### Dataset extract

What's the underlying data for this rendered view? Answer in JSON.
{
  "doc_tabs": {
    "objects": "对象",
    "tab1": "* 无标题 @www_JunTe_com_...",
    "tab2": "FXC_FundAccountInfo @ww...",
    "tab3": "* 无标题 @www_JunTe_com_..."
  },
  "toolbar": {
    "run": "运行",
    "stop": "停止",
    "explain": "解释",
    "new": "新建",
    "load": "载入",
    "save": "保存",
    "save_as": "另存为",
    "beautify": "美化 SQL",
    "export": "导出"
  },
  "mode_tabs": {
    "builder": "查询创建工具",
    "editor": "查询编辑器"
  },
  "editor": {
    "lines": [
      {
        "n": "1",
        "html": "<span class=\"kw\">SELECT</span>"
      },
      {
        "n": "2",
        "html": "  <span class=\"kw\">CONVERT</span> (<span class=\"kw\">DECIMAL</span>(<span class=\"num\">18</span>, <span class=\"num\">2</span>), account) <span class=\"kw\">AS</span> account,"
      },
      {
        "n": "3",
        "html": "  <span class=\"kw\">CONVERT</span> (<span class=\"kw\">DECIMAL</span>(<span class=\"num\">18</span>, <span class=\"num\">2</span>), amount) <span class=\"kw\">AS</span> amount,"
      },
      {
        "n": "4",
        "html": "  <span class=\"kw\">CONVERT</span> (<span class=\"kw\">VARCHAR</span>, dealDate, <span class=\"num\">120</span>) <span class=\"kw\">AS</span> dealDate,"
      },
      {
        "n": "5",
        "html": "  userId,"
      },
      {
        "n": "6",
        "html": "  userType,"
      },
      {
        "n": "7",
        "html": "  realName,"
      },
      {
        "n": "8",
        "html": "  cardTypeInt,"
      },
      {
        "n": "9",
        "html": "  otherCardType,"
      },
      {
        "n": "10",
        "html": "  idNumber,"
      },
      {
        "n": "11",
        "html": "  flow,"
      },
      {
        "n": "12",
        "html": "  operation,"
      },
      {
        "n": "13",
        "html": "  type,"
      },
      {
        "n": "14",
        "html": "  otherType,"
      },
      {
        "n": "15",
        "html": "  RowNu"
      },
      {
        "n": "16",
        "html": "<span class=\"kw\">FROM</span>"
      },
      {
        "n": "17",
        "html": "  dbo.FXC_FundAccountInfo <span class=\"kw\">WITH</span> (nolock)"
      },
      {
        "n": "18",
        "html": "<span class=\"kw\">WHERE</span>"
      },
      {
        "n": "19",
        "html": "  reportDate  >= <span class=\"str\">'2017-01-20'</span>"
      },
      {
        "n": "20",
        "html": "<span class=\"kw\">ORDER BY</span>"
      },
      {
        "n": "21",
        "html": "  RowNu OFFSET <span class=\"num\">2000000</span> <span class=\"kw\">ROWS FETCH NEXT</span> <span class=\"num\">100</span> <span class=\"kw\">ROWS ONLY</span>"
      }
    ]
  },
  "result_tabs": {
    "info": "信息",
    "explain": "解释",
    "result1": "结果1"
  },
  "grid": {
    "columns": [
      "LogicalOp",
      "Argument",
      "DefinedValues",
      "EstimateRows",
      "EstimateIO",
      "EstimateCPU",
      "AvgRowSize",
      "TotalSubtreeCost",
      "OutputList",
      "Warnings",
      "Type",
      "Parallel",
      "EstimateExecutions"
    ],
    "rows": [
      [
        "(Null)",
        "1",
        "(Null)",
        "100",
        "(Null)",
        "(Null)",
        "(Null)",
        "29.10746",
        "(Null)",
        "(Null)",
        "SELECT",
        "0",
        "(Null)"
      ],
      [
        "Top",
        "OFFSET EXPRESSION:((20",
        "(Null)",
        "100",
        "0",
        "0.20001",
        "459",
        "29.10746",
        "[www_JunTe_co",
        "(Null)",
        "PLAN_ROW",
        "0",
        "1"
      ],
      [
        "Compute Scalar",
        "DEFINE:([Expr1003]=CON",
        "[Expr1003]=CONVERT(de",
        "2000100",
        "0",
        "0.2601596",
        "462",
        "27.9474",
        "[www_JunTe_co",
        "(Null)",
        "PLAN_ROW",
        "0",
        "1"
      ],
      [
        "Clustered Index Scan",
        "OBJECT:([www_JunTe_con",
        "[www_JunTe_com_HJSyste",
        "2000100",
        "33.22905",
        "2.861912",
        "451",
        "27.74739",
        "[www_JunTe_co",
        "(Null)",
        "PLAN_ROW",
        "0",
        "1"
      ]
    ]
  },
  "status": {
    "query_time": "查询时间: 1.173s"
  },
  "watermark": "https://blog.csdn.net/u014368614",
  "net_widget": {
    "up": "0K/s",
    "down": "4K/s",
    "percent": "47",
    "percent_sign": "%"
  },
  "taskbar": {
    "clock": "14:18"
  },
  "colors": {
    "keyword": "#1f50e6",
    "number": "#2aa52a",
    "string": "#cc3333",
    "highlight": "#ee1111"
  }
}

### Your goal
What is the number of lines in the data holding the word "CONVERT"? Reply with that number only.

### Reply to the exercise
4